When Pierre Moscovici, the European Commissioner for Economic and Financial Affairs, took to the stage Monday evening in Athens, a few of us were expecting a stirring speech. The moment demanded it. The economic and financial crisis that nearly tore the European Union and euro zone apart five years ago had been replaced by a political crisis that threatens to do the same. What would he say about it?
Not much, as it turned out – an opportunity wasted. We didn't need statistics or boilerplate blather about structural reforms. We needed a rousing speech on why the EU countries should even bother staying aboard the EU when the whole integration project seems to be on a Titanic run.
Mr. Moscovici, a Parisian who was France's finance minister until 2014, was speaking before the guests at the American-Hellenic Chamber of Commerce's annual gab-fest. He told the audience some of the things they expected, and wanted, to hear, of course. "There is light at the end of the tunnel," he said, about the rumoured Greek recovery, adding that Greece "must be at the core of Europe, not on the fringe."
But what was the "Europe" he was talking about? Europe is undergoing seismic change that could crack it wide open. Britain is on its way out of the EU and European populist parties, each of them emboldened by Brexit and Donald Trump's presidential victory, are on the rise.

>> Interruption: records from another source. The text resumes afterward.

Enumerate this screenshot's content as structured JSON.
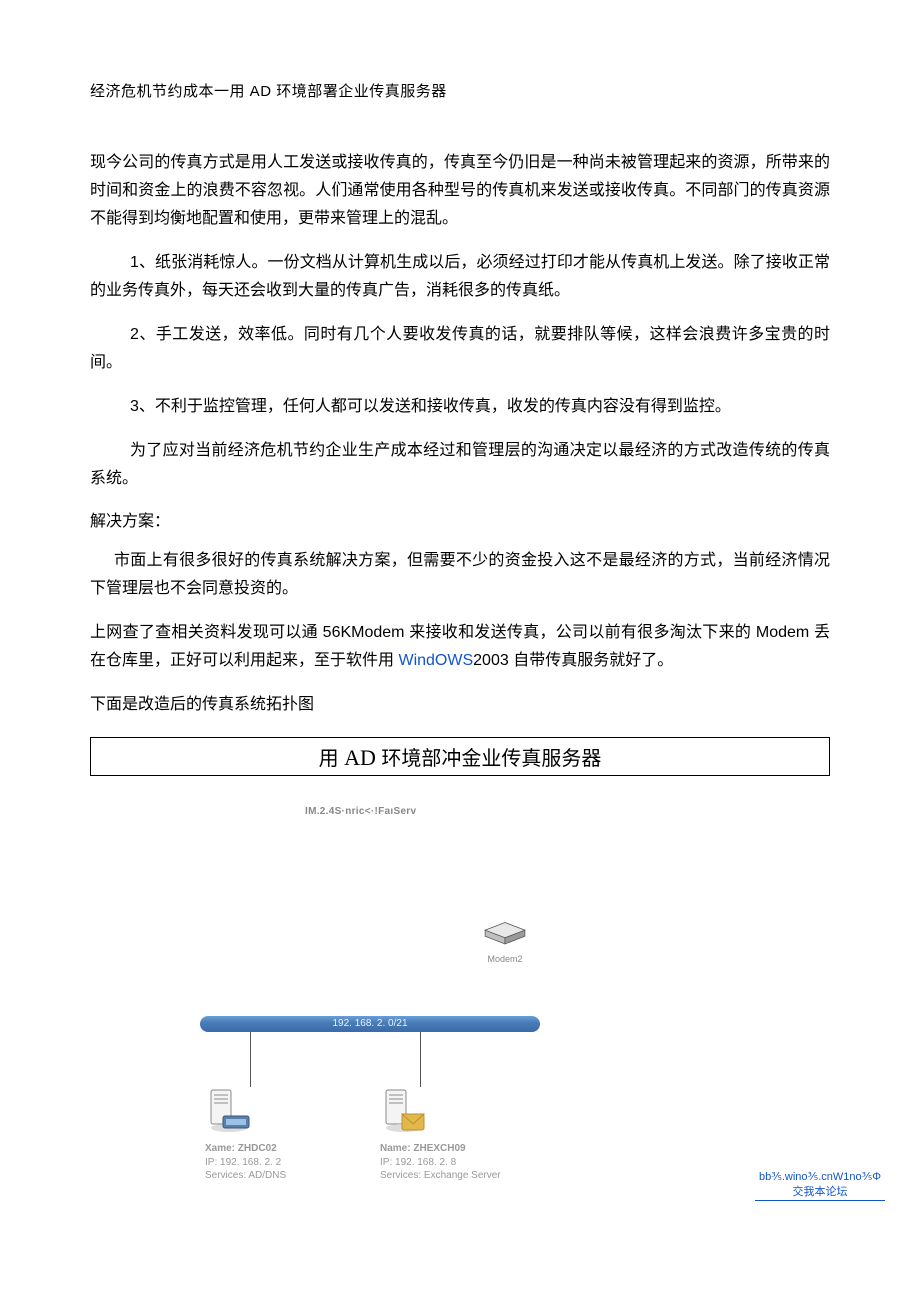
{
  "titleLine": {
    "prefix": "经济危机节约成本一用",
    "ad": " AD ",
    "suffix": "环境部署企业传真服务器"
  },
  "paragraphs": {
    "intro": "现今公司的传真方式是用人工发送或接收传真的，传真至今仍旧是一种尚未被管理起来的资源，所带来的时间和资金上的浪费不容忽视。人们通常使用各种型号的传真机来发送或接收传真。不同部门的传真资源不能得到均衡地配置和使用，更带来管理上的混乱。",
    "p1_num": "1",
    "p1": "、纸张消耗惊人。一份文档从计算机生成以后，必须经过打印才能从传真机上发送。除了接收正常的业务传真外，每天还会收到大量的传真广告，消耗很多的传真纸。",
    "p2_num": "2",
    "p2": "、手工发送，效率低。同时有几个人要收发传真的话，就要排队等候，这样会浪费许多宝贵的时间。",
    "p3_num": "3",
    "p3": "、不利于监控管理，任何人都可以发送和接收传真，收发的传真内容没有得到监控。",
    "p4": "为了应对当前经济危机节约企业生产成本经过和管理层的沟通决定以最经济的方式改造传统的传真系统。",
    "solution_label": "解决方案：",
    "p5": "市面上有很多很好的传真系统解决方案，但需要不少的资金投入这不是最经济的方式，当前经济情况下管理层也不会同意投资的。",
    "p6_a": "上网查了查相关资料发现可以通",
    "p6_modem": " 56KModem ",
    "p6_b": "来接收和发送传真，公司以前有很多淘汰下来的",
    "p6_modem2": " Modem ",
    "p6_c": "丢在仓库里，正好可以利用起来，至于软件用",
    "p6_link": " WindOWS",
    "p6_year": "2003 ",
    "p6_d": "自带传真服务就好了。",
    "p7": "下面是改造后的传真系统拓扑图"
  },
  "box": {
    "pre": "用",
    "ad": " AD ",
    "post": "环境部冲金业传真服务器"
  },
  "diagram": {
    "topLabel": "IM.2.4S·nric<·!FaıServ",
    "modemLabel": "Modem2",
    "switchText": "192. 168. 2. 0/21",
    "server1": {
      "name": "Xame: ZHDC02",
      "ip": "IP: 192. 168. 2. 2",
      "svc": "Services: AD/DNS"
    },
    "server2": {
      "name": "Name: ZHEXCH09",
      "ip": "IP: 192. 168. 2. 8",
      "svc": "Services: Exchange Server"
    }
  },
  "cornerLink": "bb⅗.wino⅗.cnW1no⅗Φ 交我本论坛"
}
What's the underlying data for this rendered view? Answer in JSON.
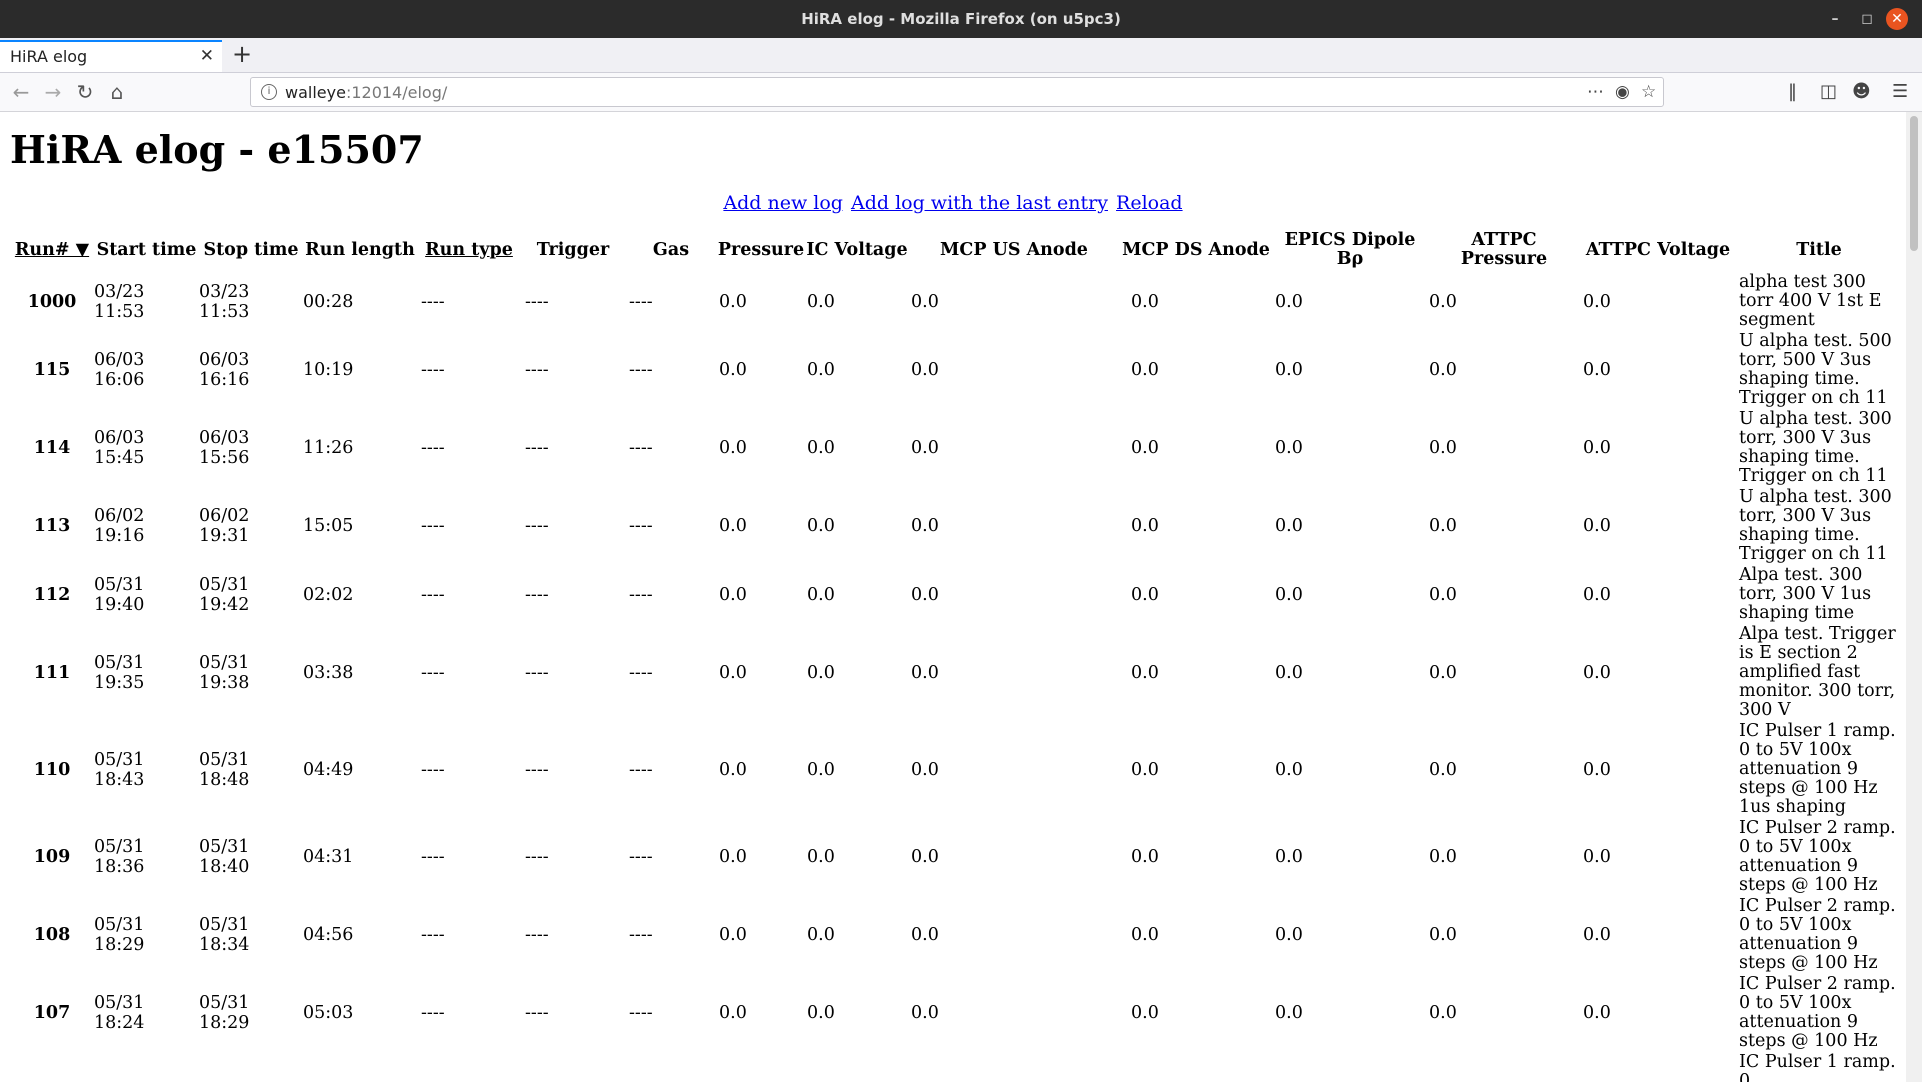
{
  "window": {
    "title": "HiRA elog - Mozilla Firefox (on u5pc3)"
  },
  "tab": {
    "label": "HiRA elog"
  },
  "urlbar": {
    "host": "walleye",
    "rest": ":12014/elog/"
  },
  "page": {
    "heading": "HiRA elog - e15507",
    "links": [
      "Add new log",
      "Add log with the last entry",
      "Reload"
    ]
  },
  "table": {
    "headers": [
      "Run# ▼",
      "Start time",
      "Stop time",
      "Run length",
      "Run type",
      "Trigger",
      "Gas",
      "Pressure",
      "IC Voltage",
      "MCP US Anode",
      "MCP DS Anode",
      "EPICS Dipole Bρ",
      "ATTPC Pressure",
      "ATTPC Voltage",
      "Title"
    ],
    "rows": [
      {
        "run": "1000",
        "start": "03/23 11:53",
        "stop": "03/23 11:53",
        "len": "00:28",
        "type": "----",
        "trig": "----",
        "gas": "----",
        "p": "0.0",
        "icv": "0.0",
        "mus": "0.0",
        "mds": "0.0",
        "dip": "0.0",
        "ap": "0.0",
        "av": "0.0",
        "title": "alpha test 300 torr 400 V 1st E segment"
      },
      {
        "run": "115",
        "start": "06/03 16:06",
        "stop": "06/03 16:16",
        "len": "10:19",
        "type": "----",
        "trig": "----",
        "gas": "----",
        "p": "0.0",
        "icv": "0.0",
        "mus": "0.0",
        "mds": "0.0",
        "dip": "0.0",
        "ap": "0.0",
        "av": "0.0",
        "title": "U alpha test. 500 torr, 500 V 3us shaping time. Trigger on ch 11"
      },
      {
        "run": "114",
        "start": "06/03 15:45",
        "stop": "06/03 15:56",
        "len": "11:26",
        "type": "----",
        "trig": "----",
        "gas": "----",
        "p": "0.0",
        "icv": "0.0",
        "mus": "0.0",
        "mds": "0.0",
        "dip": "0.0",
        "ap": "0.0",
        "av": "0.0",
        "title": "U alpha test. 300 torr, 300 V 3us shaping time. Trigger on ch 11"
      },
      {
        "run": "113",
        "start": "06/02 19:16",
        "stop": "06/02 19:31",
        "len": "15:05",
        "type": "----",
        "trig": "----",
        "gas": "----",
        "p": "0.0",
        "icv": "0.0",
        "mus": "0.0",
        "mds": "0.0",
        "dip": "0.0",
        "ap": "0.0",
        "av": "0.0",
        "title": "U alpha test. 300 torr, 300 V 3us shaping time. Trigger on ch 11"
      },
      {
        "run": "112",
        "start": "05/31 19:40",
        "stop": "05/31 19:42",
        "len": "02:02",
        "type": "----",
        "trig": "----",
        "gas": "----",
        "p": "0.0",
        "icv": "0.0",
        "mus": "0.0",
        "mds": "0.0",
        "dip": "0.0",
        "ap": "0.0",
        "av": "0.0",
        "title": "Alpa test. 300 torr, 300 V 1us shaping time"
      },
      {
        "run": "111",
        "start": "05/31 19:35",
        "stop": "05/31 19:38",
        "len": "03:38",
        "type": "----",
        "trig": "----",
        "gas": "----",
        "p": "0.0",
        "icv": "0.0",
        "mus": "0.0",
        "mds": "0.0",
        "dip": "0.0",
        "ap": "0.0",
        "av": "0.0",
        "title": "Alpa test. Trigger is E section 2 amplified fast monitor. 300 torr, 300 V"
      },
      {
        "run": "110",
        "start": "05/31 18:43",
        "stop": "05/31 18:48",
        "len": "04:49",
        "type": "----",
        "trig": "----",
        "gas": "----",
        "p": "0.0",
        "icv": "0.0",
        "mus": "0.0",
        "mds": "0.0",
        "dip": "0.0",
        "ap": "0.0",
        "av": "0.0",
        "title": "IC Pulser 1 ramp. 0 to 5V 100x attenuation 9 steps @ 100 Hz 1us shaping"
      },
      {
        "run": "109",
        "start": "05/31 18:36",
        "stop": "05/31 18:40",
        "len": "04:31",
        "type": "----",
        "trig": "----",
        "gas": "----",
        "p": "0.0",
        "icv": "0.0",
        "mus": "0.0",
        "mds": "0.0",
        "dip": "0.0",
        "ap": "0.0",
        "av": "0.0",
        "title": "IC Pulser 2 ramp. 0 to 5V 100x attenuation 9 steps @ 100 Hz"
      },
      {
        "run": "108",
        "start": "05/31 18:29",
        "stop": "05/31 18:34",
        "len": "04:56",
        "type": "----",
        "trig": "----",
        "gas": "----",
        "p": "0.0",
        "icv": "0.0",
        "mus": "0.0",
        "mds": "0.0",
        "dip": "0.0",
        "ap": "0.0",
        "av": "0.0",
        "title": "IC Pulser 2 ramp. 0 to 5V 100x attenuation 9 steps @ 100 Hz"
      },
      {
        "run": "107",
        "start": "05/31 18:24",
        "stop": "05/31 18:29",
        "len": "05:03",
        "type": "----",
        "trig": "----",
        "gas": "----",
        "p": "0.0",
        "icv": "0.0",
        "mus": "0.0",
        "mds": "0.0",
        "dip": "0.0",
        "ap": "0.0",
        "av": "0.0",
        "title": "IC Pulser 2 ramp. 0 to 5V 100x attenuation 9 steps @ 100 Hz"
      },
      {
        "run": "",
        "start": "",
        "stop": "",
        "len": "",
        "type": "",
        "trig": "",
        "gas": "",
        "p": "",
        "icv": "",
        "mus": "",
        "mds": "",
        "dip": "",
        "ap": "",
        "av": "",
        "title": "IC Pulser 1 ramp. 0"
      }
    ]
  }
}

On Sunday, Italy holds a referendum on constitutional reform that is turning into a popularity contest between centre-right Prime Minister Matteo Renzi and Beppe Grillo, the former comedian who leads the anti-establishment, Euroskeptic Five Star Movement. The polls suggest that M5S could win the next election, putting the euro zone's third-largest economy in the hands of a party that is calling for a referendum on the common currency. On the same day as the Italian referendum, Austrians go to the polls to elect their next president. There is a good chance he will be Norbert Hofer of the right-wing, anti-immigrant Freedom Party.
Next spring, Marine Le Pen, the Trump-cheering, xenophobic, anti-EU and anti-euro Front National leader could snatch the French presidency even though the polls suggest she will lose in the second voting round. But as the Brexit and Trump victories showed, polls can be dead wrong.
Mr. Moscovici is not known for his engaging speaking style. He is not the boss of the European Commission, the EU's executive arm. But still, he and the other commissioners occupy the top rung of the whole apparatus that comprises the world's largest trading bloc and the one region of the world where war is unthinkable.
As the nationalist and populist forces gain momentum in Europe, they need to do a compelling sales job on the benefits of EU membership, for so many of its 500 million citizens are convinced the whole supra-national construct is an exercise in deadening bureaucracy, undemocratic decision-making and inertia that has left many crucial policy areas blank.
The EU has a refugee policy, but, incredibly, no immigration policy. It has no common military that can enforce the external borders (though the tiny Frontex fleet in the Mediterranean is giving it a shot). It has an effective competition regulator, but no common market for energy, banking and telecoms. It has the euro, which is used in 19 of the EU's 28 countries but which seems to be impeding growth in Italy, Spain, Greece, Portugal, Finland and maybe France.
So what is the point of the EU? It is not a frivolous question given its spectacular shortcomings after 60 years of existence. A majority of British voters didn't see the benefit of the EU and are hitting the road. The bloodless response by the European commissioners and their allies to the populist uprising only makes it easier for the skeptics to be skeptical. It's easy to write off the populists like Ms. Le Pen, Mr. Grillo and Nigel Farage of the UK Independence Party as egomaniac EU wreckers, but at least they have passion.
In reality, there is only one European who has a fair chance of keeping the EU and euro zone from blowing apart and that's German Chancellor Angela Merkel. Next week, she will appear at her Christian Democratic party conference to outline her strategy for running for a remarkable fourth term.
The German election has to be held no later than October, 2017. While she will probably win, her victory would be far less sweet if the rising, far-right Alternative for Germany party enters parliament or her pro-European stance is rendered useless by populist election victories in France, Austria and the Netherlands before the Germans go to the polls. (Italy's election is scheduled for 2018, but could happen earlier if Mr. Renzi loses Sunday's referendum and resigns as he has promised to do.)
In the next weeks and months, Ms. Merkel has a great, and crucial, opportunity to campaign from Europe as well as Germany. She believes in the rule of law, democracy and open markets and is against winner-take-all capitalism, closing the borders to refugees and using bombs to try to impose freedom on dictatorships. Her message must be that the EU countries together can preserve these freedoms and principles and that each country, on its own, is too weak to have any clout on the world stage in areas such as trade, defence, climate change and intellectual capital.
Ms. Merkel is famous for her steady, low-key, non-hysterical stance to crises. Time for her to get some passion too before the populists steal it all.